Luc Besson’s “Lucy” is a mad genius mash-up of “The Tree of Life”, “The Matrix” and “2001: A Space Odyssey”. Its script, concept and sheer disdain for rules or accurate science make it laugh out loud ridiculous, but in doing so it becomes purely inventive and cinematic. “Lucy” is about no limits via the power of your mind, and this film seems to have none. It’s a wacky blast of an action/sci-fi that in just 90 minutes simply doesn’t stop.
Scarlett Johansson plays Lucy, and her performance matches the alien precision, depth and control she brought to this year’s seriously weird “Under the Skin”. In it, Lucy is a clueless blonde tourist bullied by her new boyfriend into delivering a briefcase into a hotel. As she reaches the front desk, the boyfriend is killed, and she’s taken upstairs to a group of Japanese mobsters. They pressure her to open the case, fearing it may explode, and all the while, all too on-the-nose images of cheetahs stalking their prey intercut between the action. It’s obvious, overwrought symbolism but builds powerful energy into every moment.
Like Lucy, we’re totally in the dark. Besson makes it feel as though anything can happen next, and it does. After the case is opened, Lucy finds four packets of blue crystals that turn out to be a new drug. A junkie is forced to try the drug, he throws his head back in a conniption, laughs in Lucy’s face and subsequently has his head blown off. Lucy is then transformed into an unwilling drug mule, forced to carry the bag of drugs surgically placed in her intestines. Nothing’s happened yet and all ready this movie is bananas.
Cut to Morgan Freeman giving a lecture about how we only use 10 percent of our brain’s capacity. It seems completely random, and a seemingly odd moment to lay out the film’s bizarre premise and pseudo science. The natural images flashed during his presentation bring to mind some Terrence Malick movie in awe of the possibilities of the universe. It’s all token stock footage, but it’s made all the more unusual by their placement.
And in no time at all, Lucy is on the friggin’ ceiling. The bag of drugs gets released into Lucy’s bloodstream, unlocking additional parts of her brain that give her increasingly limitless telekinetic power. In a flash, she grabs a gun and murders her captors, inhales food and pulls a bullet out of her shoulder; she didn’t even notice it hit her.
As her brain capacity grows, so do her abilities and the movie’s zany possibilities. She can read Japanese, hear conversations from a mile away, absorb all the information of the Internet in minutes, recall fleeting memories of her time as a baby, take control of phones, TVs and computers, shape shift her hair and body and render an entire room helpless with a flick of her wrist.
Besson doesn’t stop to put rules in place on what Lucy can and can’t do. She just does. In the process Besson amasses a gigantic body count and has all the fun in the world doing whatever he pleases.
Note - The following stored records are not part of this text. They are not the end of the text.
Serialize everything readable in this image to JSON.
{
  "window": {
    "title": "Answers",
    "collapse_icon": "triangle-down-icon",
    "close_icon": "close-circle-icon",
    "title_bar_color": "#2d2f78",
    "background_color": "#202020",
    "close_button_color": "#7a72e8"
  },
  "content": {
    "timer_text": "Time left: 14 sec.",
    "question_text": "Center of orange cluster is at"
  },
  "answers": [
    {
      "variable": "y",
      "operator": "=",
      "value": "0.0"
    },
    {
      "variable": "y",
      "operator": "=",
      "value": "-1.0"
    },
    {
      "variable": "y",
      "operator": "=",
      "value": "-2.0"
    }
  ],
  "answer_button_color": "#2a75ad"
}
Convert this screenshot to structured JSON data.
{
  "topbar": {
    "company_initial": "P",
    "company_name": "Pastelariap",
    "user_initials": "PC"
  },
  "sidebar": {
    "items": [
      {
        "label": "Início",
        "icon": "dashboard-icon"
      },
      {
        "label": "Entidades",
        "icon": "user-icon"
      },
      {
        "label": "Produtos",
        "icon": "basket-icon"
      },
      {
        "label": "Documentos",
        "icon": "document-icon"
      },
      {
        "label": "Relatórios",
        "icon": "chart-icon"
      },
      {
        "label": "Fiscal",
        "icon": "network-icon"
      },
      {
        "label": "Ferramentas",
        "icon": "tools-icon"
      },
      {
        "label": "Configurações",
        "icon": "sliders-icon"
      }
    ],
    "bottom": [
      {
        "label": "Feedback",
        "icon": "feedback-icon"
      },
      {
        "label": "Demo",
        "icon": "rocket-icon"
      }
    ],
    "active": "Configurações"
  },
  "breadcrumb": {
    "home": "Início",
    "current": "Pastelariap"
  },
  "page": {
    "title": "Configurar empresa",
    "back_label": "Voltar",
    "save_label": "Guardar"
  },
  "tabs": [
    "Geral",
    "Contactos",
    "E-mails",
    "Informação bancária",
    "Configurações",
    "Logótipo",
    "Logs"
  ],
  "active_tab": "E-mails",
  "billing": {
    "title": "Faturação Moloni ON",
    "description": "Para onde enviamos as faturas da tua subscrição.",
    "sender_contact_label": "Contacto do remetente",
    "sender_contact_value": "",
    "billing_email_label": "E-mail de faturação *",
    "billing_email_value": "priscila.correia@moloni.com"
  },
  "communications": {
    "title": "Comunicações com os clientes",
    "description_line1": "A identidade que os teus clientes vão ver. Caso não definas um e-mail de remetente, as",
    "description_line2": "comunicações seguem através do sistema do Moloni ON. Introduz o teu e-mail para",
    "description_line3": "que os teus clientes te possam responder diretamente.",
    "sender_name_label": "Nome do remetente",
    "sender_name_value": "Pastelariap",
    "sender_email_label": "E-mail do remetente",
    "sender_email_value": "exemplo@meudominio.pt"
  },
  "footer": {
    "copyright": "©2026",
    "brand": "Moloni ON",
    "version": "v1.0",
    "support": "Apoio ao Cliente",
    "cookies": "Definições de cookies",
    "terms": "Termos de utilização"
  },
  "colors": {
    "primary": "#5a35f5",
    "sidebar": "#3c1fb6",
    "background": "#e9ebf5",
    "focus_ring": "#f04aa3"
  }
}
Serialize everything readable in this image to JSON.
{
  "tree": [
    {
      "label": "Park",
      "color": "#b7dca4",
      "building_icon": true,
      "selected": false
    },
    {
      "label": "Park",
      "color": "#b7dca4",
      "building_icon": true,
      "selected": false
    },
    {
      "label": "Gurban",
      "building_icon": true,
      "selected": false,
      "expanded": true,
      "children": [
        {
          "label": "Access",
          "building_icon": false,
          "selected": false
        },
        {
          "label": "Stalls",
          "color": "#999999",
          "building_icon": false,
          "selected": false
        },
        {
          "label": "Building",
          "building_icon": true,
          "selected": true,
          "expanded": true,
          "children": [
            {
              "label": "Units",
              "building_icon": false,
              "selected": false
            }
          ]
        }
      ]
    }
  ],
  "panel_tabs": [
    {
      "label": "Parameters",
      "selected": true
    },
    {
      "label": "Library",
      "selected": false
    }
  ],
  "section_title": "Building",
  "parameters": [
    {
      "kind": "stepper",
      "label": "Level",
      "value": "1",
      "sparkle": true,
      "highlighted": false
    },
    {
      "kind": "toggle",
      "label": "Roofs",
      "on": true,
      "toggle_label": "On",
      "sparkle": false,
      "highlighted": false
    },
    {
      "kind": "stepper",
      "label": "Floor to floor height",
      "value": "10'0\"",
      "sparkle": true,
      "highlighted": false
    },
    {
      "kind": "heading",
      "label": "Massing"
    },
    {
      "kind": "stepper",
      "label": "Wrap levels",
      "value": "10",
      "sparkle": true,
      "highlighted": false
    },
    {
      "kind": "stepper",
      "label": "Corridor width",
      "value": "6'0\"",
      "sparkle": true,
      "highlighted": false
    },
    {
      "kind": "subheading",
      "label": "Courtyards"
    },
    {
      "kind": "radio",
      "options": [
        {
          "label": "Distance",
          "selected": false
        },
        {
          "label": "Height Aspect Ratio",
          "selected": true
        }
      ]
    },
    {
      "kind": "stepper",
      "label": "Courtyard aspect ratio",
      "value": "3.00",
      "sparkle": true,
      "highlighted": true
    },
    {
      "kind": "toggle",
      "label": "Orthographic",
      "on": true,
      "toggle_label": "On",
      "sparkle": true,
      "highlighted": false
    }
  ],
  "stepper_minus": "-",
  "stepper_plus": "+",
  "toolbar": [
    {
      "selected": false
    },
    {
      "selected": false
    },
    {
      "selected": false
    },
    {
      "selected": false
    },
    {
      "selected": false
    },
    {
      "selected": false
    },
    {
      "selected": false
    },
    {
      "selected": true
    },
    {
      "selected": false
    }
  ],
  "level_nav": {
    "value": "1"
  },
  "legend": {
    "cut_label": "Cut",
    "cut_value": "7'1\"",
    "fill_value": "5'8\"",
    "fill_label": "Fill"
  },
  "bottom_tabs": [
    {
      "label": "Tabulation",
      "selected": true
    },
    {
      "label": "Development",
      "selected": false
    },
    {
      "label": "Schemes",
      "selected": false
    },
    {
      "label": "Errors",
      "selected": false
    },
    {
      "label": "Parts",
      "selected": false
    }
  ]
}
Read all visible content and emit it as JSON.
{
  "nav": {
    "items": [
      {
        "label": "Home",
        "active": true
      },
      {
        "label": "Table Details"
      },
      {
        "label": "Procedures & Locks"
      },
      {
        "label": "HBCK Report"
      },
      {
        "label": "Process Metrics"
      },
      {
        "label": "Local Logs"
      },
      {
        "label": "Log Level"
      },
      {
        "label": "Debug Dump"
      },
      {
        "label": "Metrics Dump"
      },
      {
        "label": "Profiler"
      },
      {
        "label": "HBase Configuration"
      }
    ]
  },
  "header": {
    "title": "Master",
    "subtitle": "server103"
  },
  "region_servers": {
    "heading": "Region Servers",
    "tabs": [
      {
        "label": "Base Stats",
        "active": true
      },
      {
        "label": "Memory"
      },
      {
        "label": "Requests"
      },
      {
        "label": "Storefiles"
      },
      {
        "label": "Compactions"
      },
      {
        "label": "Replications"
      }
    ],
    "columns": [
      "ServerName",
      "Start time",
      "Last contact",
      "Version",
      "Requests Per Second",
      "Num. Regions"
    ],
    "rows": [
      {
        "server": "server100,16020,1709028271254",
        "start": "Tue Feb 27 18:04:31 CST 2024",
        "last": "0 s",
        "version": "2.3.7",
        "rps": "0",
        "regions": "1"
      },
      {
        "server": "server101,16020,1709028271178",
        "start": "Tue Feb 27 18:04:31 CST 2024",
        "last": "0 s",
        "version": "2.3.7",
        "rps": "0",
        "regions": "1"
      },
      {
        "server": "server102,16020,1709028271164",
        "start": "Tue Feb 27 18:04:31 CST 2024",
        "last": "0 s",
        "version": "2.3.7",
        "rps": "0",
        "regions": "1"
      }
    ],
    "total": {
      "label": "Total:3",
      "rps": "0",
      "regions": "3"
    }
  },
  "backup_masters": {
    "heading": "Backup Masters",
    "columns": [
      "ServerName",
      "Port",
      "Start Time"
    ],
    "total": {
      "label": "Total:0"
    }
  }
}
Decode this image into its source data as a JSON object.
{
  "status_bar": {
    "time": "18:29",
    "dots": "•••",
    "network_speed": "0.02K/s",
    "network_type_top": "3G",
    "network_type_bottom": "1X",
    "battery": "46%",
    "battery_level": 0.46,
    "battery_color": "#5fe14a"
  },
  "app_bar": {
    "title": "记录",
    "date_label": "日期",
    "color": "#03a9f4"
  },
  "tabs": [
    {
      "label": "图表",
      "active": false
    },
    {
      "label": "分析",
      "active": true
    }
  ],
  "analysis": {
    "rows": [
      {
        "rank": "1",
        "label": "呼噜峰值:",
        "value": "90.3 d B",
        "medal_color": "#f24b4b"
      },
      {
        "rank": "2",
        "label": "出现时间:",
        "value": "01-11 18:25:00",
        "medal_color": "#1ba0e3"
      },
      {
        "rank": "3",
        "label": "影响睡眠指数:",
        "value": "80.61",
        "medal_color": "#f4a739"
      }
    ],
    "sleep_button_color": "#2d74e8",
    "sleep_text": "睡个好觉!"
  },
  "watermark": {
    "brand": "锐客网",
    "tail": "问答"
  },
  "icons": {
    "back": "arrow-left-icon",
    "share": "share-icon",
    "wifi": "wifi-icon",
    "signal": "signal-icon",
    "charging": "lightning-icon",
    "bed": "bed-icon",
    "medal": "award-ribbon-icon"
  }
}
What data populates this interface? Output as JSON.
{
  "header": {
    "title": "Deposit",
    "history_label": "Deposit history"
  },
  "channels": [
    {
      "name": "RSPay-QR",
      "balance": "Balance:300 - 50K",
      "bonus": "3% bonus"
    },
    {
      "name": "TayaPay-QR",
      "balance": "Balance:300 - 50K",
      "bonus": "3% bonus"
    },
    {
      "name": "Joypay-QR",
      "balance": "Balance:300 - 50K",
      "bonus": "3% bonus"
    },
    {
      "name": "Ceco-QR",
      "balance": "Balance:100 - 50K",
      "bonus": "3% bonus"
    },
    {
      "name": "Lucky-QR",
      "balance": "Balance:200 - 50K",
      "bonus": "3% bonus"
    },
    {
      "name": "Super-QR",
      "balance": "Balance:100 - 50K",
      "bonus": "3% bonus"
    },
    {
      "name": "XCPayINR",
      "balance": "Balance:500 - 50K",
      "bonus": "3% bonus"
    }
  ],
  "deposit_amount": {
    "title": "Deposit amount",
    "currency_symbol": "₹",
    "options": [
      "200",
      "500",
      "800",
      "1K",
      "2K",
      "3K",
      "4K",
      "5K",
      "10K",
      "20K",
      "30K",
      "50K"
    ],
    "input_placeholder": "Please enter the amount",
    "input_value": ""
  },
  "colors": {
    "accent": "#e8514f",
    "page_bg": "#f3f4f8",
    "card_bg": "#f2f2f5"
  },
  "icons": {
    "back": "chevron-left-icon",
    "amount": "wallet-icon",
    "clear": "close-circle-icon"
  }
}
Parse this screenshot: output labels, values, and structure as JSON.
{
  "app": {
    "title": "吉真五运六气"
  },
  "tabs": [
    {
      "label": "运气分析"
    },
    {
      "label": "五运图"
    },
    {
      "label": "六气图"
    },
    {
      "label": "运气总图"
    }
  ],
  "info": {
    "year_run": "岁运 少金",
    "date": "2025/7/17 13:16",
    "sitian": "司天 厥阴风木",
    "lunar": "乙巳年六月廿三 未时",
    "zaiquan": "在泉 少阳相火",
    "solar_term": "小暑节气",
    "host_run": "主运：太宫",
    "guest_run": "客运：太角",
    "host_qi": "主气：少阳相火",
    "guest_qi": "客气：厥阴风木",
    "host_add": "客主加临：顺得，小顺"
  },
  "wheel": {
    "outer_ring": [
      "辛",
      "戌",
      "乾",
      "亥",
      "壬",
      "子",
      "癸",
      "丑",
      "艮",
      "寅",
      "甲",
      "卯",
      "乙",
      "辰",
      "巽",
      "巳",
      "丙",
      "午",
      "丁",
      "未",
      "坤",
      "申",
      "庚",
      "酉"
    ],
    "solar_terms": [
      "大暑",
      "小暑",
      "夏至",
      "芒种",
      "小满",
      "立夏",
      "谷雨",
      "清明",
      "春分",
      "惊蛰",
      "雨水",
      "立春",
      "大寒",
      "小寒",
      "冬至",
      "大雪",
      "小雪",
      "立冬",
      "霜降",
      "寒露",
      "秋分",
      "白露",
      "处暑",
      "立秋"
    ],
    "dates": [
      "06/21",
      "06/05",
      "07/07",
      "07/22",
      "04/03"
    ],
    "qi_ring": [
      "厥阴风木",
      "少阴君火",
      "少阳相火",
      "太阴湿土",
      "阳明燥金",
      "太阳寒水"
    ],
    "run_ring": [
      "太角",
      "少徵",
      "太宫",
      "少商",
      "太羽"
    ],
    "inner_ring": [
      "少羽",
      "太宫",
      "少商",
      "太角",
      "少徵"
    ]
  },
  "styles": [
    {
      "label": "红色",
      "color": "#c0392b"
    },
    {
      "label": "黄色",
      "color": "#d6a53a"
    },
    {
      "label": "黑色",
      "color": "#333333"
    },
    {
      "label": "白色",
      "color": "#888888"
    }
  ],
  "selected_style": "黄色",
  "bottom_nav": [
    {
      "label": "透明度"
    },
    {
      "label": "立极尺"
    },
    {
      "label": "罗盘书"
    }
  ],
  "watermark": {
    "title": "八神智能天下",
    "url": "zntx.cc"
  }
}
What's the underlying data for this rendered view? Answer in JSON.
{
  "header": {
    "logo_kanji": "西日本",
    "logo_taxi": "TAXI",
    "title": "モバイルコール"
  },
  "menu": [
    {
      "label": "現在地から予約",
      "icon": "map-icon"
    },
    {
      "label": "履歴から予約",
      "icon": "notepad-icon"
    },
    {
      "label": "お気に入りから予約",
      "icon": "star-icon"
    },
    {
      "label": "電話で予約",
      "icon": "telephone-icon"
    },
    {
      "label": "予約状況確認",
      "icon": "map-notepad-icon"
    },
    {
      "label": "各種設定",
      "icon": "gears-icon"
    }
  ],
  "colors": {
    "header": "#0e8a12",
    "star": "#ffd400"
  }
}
It’s cathartic and exciting to see just how outrageous “Lucy” can get.
But Besson also doesn’t bother with a genuine backstory, melodrama or morality for Lucy that might slow the film down or muddle the ideas and possibilities he’s trying to explore. Besson instead relies on Johansson to convey a trace of humanity within her heightened state of mind. She plants a sudden kiss on a helpful detective, she musters a feeble smile to an old friend, and she finds a brief moment to call her parents and say how much she loves them.
“Lucy” actually charts similar territory as Christopher Nolan’s “Interstellar”. They both make big nods to Stanley Kubrick’s “2001” in their visuals and themes, but “Lucy” does away with Nolan’s stodgy plotting and rules and conveys a sense of infinite possibility and a higher human understanding by actually showing us instead of telling us. This is what cinema is supposed to do, stoke the imagination through images and wonder. And not despite the goofy plot but because of it, “Lucy” is a gorgeous feast to watch, but you would’ve never guessed it would come in such an unusual package.